#### Action item
This calls for a verbatim copy of all the data, with no images carried over.

#### Exercise materials
..............................
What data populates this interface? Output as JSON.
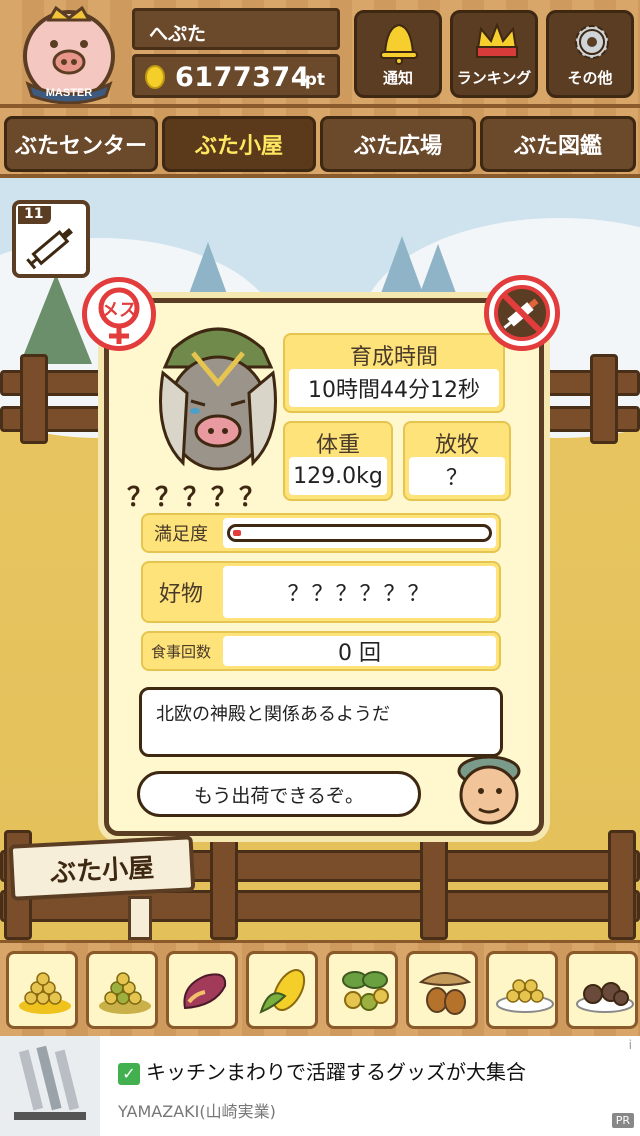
{
  "header": {
    "user_name": "へぷた",
    "points_value": "6177374",
    "points_unit": "pt",
    "badge_text": "MASTER",
    "buttons": [
      {
        "label": "通知",
        "icon": "bell-icon"
      },
      {
        "label": "ランキング",
        "icon": "crown-icon"
      },
      {
        "label": "その他",
        "icon": "gear-icon"
      }
    ]
  },
  "tabs": [
    {
      "label": "ぶたセンター",
      "active": false
    },
    {
      "label": "ぶた小屋",
      "active": true
    },
    {
      "label": "ぶた広場",
      "active": false
    },
    {
      "label": "ぶた図鑑",
      "active": false
    }
  ],
  "injection": {
    "count": "11",
    "icon": "syringe-icon"
  },
  "pig": {
    "gender_label": "メス",
    "name": "？？？？？",
    "raise_time_label": "育成時間",
    "raise_time_value": "10時間44分12秒",
    "weight_label": "体重",
    "weight_value": "129.0kg",
    "grazing_label": "放牧",
    "grazing_value": "？",
    "satisfaction_label": "満足度",
    "satisfaction_level": 0.03,
    "favorite_label": "好物",
    "favorite_value": "？？？？？？",
    "meals_label": "食事回数",
    "meals_value": "0 回",
    "description": "北欧の神殿と関係あるようだ",
    "farmer_speech": "もう出荷できるぞ。"
  },
  "sign_label": "ぶた小屋",
  "foods": [
    "grain-icon",
    "grain-mixed-icon",
    "sweet-potato-icon",
    "corn-icon",
    "vegetables-icon",
    "acorn-icon",
    "rice-bowl-icon",
    "meatball-icon"
  ],
  "ad": {
    "title": "キッチンまわりで活躍するグッズが大集合",
    "sponsor": "YAMAZAKI(山崎実業)",
    "pr_label": "PR",
    "info_label": "i"
  },
  "colors": {
    "wood": "#d9a66a",
    "dark_wood": "#5a3d22",
    "card_bg": "#fff8cf",
    "label_yellow": "#fde37a",
    "female_red": "#e23c3c",
    "active_tab_text": "#ffe760"
  }
}
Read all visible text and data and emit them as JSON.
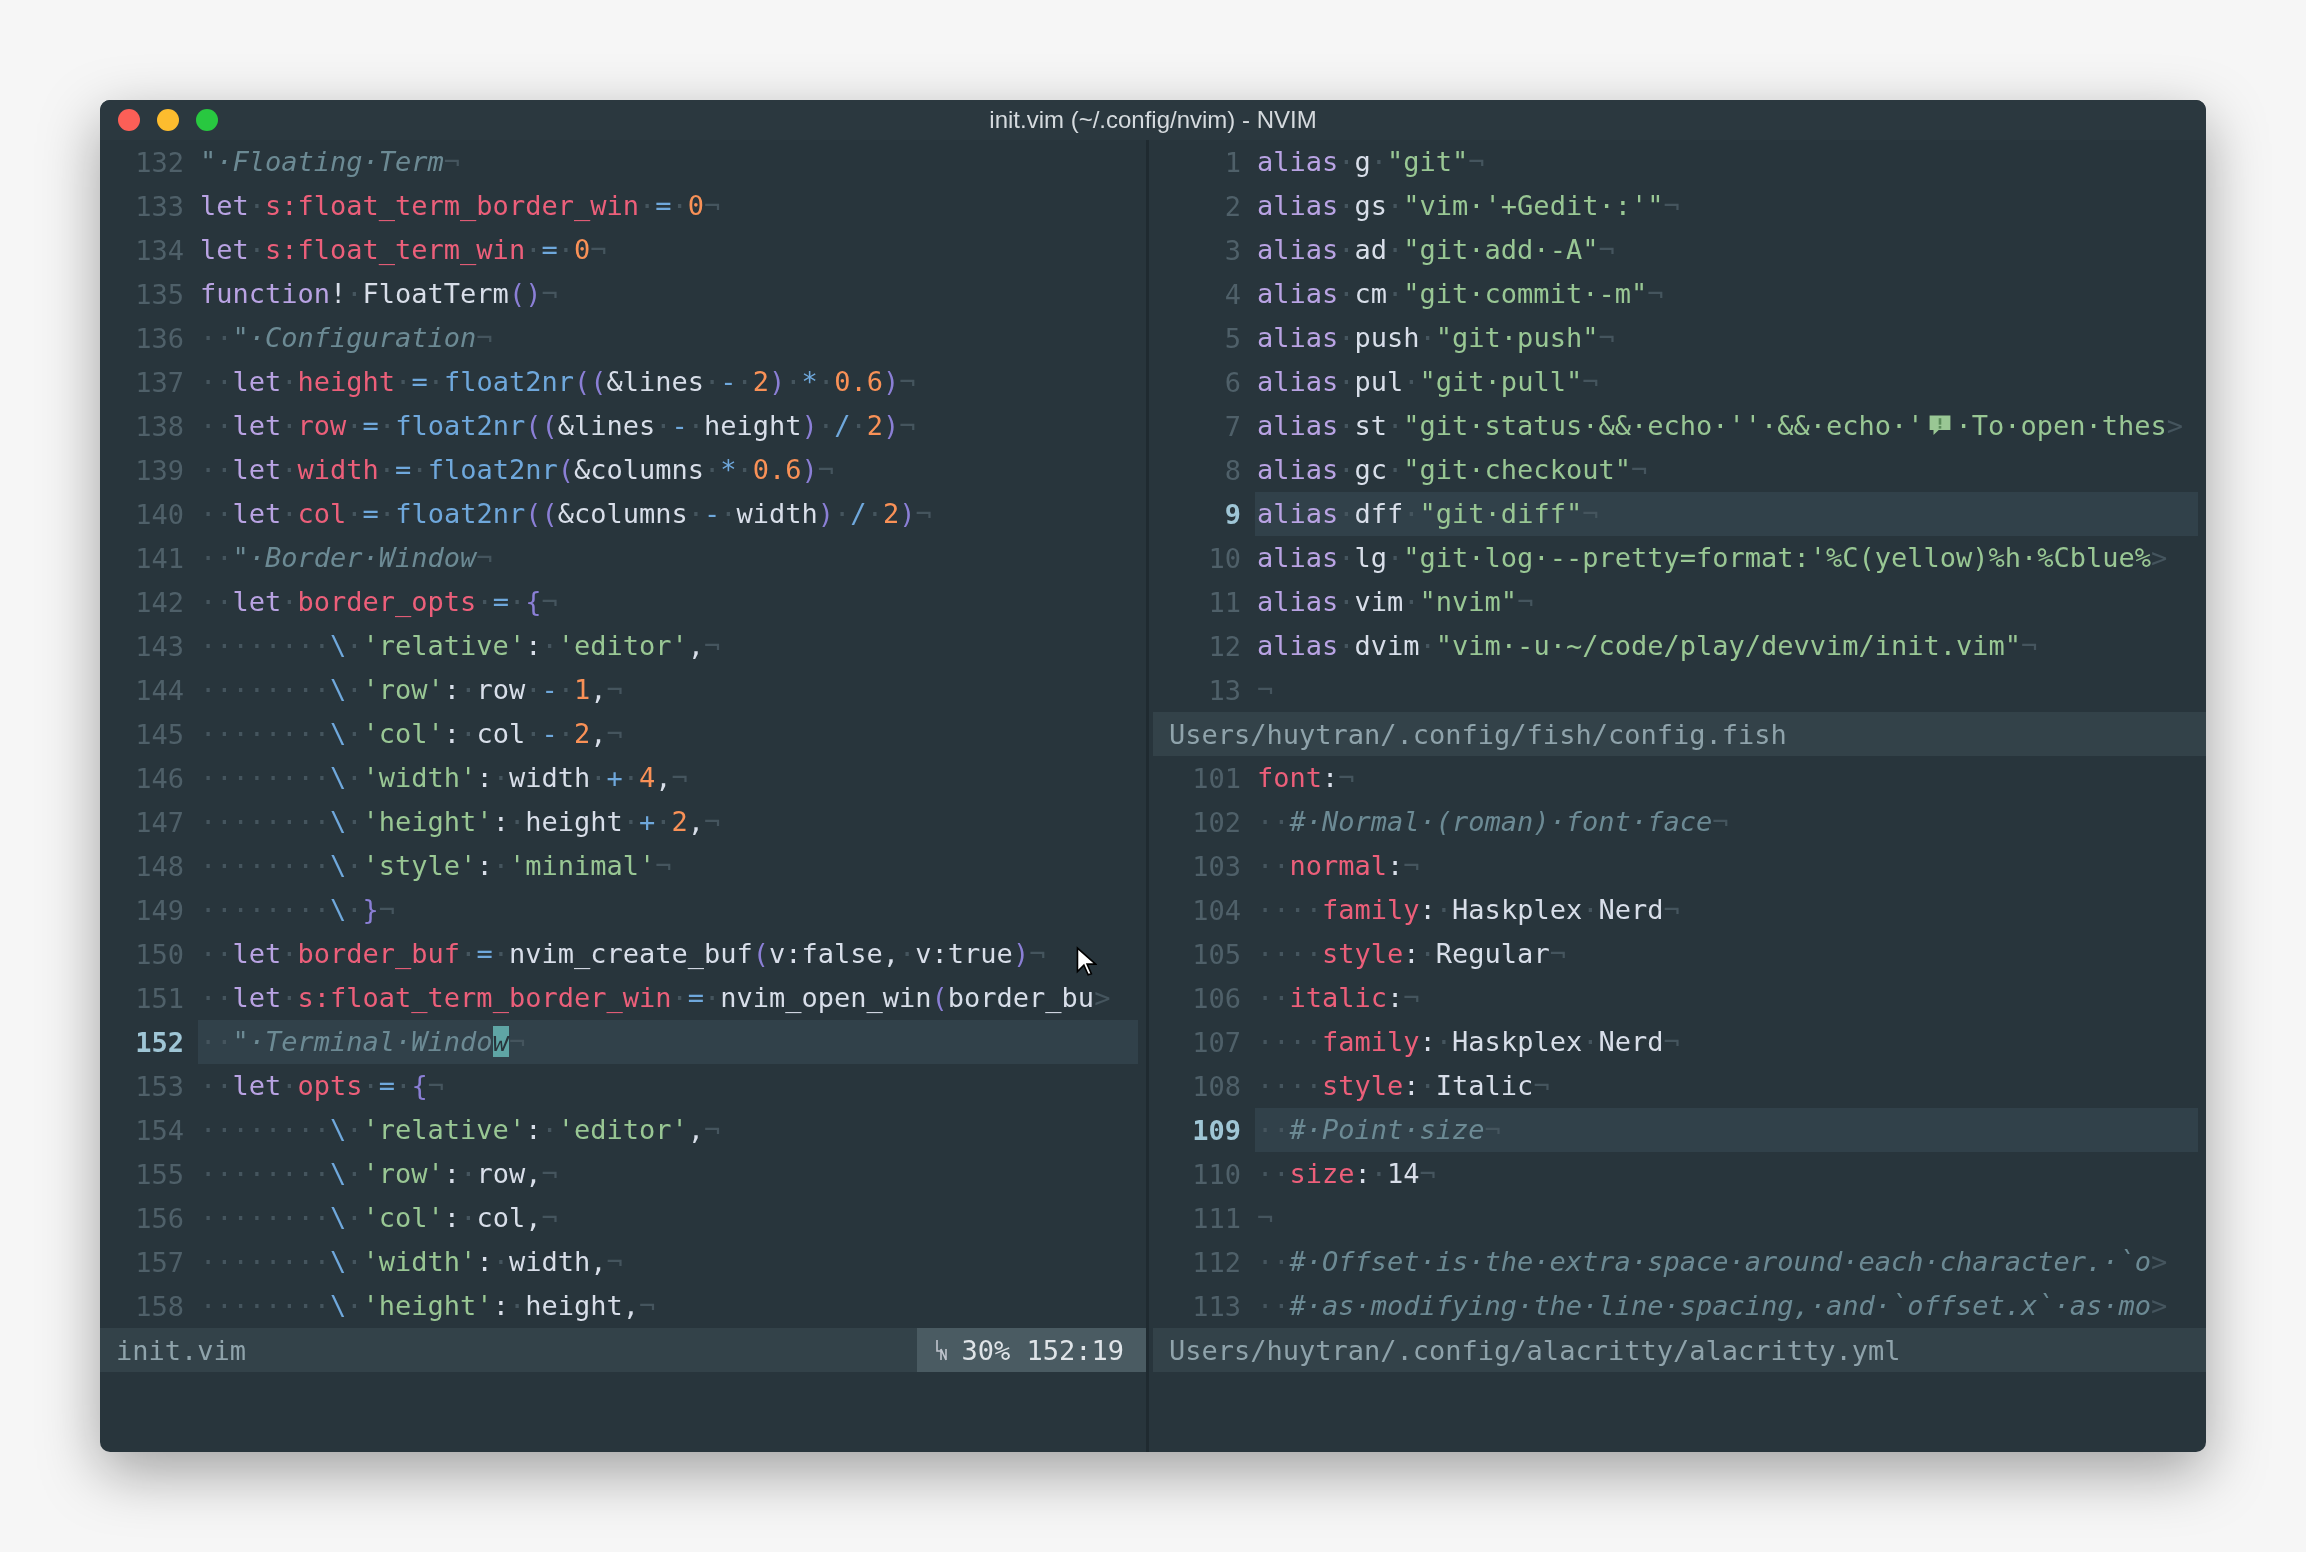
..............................
#### Answer to this problem
What data populates this interface? Output as JSON.
{
  "header": {
    "user_name": "へぷた",
    "points_value": "6177374",
    "points_unit": "pt",
    "badge_text": "MASTER",
    "buttons": [
      {
        "label": "通知",
        "icon": "bell-icon"
      },
      {
        "label": "ランキング",
        "icon": "crown-icon"
      },
      {
        "label": "その他",
        "icon": "gear-icon"
      }
    ]
  },
  "tabs": [
    {
      "label": "ぶたセンター",
      "active": false
    },
    {
      "label": "ぶた小屋",
      "active": true
    },
    {
      "label": "ぶた広場",
      "active": false
    },
    {
      "label": "ぶた図鑑",
      "active": false
    }
  ],
  "injection": {
    "count": "11",
    "icon": "syringe-icon"
  },
  "pig": {
    "gender_label": "メス",
    "name": "？？？？？",
    "raise_time_label": "育成時間",
    "raise_time_value": "10時間44分12秒",
    "weight_label": "体重",
    "weight_value": "129.0kg",
    "grazing_label": "放牧",
    "grazing_value": "？",
    "satisfaction_label": "満足度",
    "satisfaction_level": 0.03,
    "favorite_label": "好物",
    "favorite_value": "？？？？？？",
    "meals_label": "食事回数",
    "meals_value": "0 回",
    "description": "北欧の神殿と関係あるようだ",
    "farmer_speech": "もう出荷できるぞ。"
  },
  "sign_label": "ぶた小屋",
  "foods": [
    "grain-icon",
    "grain-mixed-icon",
    "sweet-potato-icon",
    "corn-icon",
    "vegetables-icon",
    "acorn-icon",
    "rice-bowl-icon",
    "meatball-icon"
  ],
  "ad": {
    "title": "キッチンまわりで活躍するグッズが大集合",
    "sponsor": "YAMAZAKI(山崎実業)",
    "pr_label": "PR",
    "info_label": "i"
  },
  "colors": {
    "wood": "#d9a66a",
    "dark_wood": "#5a3d22",
    "card_bg": "#fff8cf",
    "label_yellow": "#fde37a",
    "female_red": "#e23c3c",
    "active_tab_text": "#ffe760"
  }
}
Read all visible text and data and emit them as JSON.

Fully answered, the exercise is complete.